Debate in Ireland is heating up about the role of religion in managing school admissions. The Humanist Association of Ireland is calling for a ban on baptism certificates or other proof of a child’s religious affiliation.
Brian Whiteside, an official with the secularist group, told The Irish Times:
There is a new reality that has to be addressed. One third of couples are getting married in non-religious ceremonies. It’s reasonable to ask what sort of schools they want for their children.
The HAI says it “promotes the ideals and values of Humanism, working for people who choose to live an ethical life without religion.” The organization has made strong inroads in Ireland’s marriage ceremony business, as the Irish Independent reported last summer.
About 257,000 of 4.5 million living in the Republic in 2011, or just under 6 percent, said they had no religion. Catholics remained the majority at about 85 percent, according to the Central Statistics Office, and the church controls about 90 percent of Ireland’s primary schools.

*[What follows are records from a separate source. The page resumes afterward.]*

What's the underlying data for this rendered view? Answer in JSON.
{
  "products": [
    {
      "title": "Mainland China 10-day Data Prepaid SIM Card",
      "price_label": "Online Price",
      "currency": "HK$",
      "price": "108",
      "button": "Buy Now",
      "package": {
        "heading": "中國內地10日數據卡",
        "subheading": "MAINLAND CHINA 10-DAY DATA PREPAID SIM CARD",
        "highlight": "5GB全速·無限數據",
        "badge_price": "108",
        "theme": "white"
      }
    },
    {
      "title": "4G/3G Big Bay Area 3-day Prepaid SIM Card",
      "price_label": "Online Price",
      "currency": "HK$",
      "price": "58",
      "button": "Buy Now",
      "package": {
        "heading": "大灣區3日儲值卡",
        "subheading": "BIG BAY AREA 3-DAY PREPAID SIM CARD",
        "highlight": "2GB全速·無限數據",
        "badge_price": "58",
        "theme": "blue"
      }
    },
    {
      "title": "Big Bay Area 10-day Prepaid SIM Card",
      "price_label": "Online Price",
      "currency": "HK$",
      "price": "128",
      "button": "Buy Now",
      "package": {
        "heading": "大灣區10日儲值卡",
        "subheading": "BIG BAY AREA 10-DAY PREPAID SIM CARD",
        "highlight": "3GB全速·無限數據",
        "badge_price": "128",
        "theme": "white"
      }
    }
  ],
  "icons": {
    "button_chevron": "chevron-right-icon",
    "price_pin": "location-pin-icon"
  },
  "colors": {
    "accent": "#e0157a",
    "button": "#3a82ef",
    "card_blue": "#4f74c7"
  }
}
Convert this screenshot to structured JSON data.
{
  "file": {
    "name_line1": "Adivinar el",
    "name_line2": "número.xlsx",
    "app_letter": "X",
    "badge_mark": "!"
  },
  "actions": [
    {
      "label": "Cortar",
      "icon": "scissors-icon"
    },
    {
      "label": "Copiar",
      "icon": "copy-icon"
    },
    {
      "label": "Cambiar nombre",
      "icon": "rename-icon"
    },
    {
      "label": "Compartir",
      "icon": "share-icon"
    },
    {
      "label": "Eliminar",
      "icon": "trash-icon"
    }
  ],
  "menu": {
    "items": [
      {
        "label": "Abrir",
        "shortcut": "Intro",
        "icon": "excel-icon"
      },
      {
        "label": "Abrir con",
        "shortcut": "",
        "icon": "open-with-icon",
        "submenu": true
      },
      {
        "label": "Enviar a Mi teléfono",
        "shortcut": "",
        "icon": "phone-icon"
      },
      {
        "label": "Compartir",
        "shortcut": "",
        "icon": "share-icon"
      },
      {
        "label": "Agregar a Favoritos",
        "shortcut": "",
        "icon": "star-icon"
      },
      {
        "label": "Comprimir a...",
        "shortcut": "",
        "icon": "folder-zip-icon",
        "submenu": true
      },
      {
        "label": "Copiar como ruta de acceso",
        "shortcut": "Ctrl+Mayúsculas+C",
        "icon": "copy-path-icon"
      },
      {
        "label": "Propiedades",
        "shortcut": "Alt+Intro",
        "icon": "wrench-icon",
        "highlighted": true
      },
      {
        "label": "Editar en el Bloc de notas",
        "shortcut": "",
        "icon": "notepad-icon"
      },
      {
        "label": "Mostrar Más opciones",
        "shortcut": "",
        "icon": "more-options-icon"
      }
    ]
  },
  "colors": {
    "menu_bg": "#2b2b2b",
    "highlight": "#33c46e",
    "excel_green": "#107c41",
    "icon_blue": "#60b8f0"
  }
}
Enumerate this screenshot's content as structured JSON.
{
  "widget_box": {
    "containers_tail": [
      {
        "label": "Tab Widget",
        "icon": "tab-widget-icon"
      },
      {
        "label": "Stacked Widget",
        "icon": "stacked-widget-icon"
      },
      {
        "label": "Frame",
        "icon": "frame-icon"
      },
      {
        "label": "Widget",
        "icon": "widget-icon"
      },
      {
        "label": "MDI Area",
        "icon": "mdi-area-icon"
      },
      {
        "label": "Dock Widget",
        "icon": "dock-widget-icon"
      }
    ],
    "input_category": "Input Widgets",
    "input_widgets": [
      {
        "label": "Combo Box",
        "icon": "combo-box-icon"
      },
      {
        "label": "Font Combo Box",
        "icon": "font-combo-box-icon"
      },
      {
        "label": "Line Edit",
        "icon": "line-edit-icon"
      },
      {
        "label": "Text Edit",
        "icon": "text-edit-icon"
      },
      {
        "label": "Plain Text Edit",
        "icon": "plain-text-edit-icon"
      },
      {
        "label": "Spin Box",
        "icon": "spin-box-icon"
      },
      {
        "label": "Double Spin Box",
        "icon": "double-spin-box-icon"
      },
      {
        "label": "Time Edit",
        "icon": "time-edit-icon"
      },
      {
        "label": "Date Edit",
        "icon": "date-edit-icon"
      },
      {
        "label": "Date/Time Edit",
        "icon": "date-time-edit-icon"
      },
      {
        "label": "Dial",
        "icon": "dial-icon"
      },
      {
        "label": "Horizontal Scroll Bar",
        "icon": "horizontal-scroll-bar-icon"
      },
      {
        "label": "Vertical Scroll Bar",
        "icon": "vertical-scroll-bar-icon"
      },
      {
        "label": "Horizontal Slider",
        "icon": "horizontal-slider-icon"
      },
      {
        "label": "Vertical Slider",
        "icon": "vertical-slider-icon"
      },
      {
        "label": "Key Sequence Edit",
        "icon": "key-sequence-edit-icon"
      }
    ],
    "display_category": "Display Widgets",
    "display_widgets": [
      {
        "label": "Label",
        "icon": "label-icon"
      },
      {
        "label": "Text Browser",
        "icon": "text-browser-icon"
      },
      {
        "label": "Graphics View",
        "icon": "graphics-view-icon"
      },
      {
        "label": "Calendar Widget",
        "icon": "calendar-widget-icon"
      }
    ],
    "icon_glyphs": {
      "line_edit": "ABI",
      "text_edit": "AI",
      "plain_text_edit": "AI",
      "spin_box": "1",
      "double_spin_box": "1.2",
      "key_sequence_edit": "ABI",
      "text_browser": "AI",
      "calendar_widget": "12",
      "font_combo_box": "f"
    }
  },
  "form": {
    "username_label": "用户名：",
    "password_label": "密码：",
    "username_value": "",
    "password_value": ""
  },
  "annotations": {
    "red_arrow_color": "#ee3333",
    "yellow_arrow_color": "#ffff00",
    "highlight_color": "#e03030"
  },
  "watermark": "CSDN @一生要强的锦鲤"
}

The schools debate is more than just the usual separation of church and state struggle. It also brings full circle a vision for the Irish education system that began in the first half of the 19th century, long before independence.
Historian Diarmaid Ferriter writes this opinion column in the Times about Thomas Davis, a Young Irelander, poet and journalist, who argued for a state-endowed secular system of third-level education based on national colleges. Davis believed a “mixed education” was a vital component of an inclusive form of nationality in Ireland.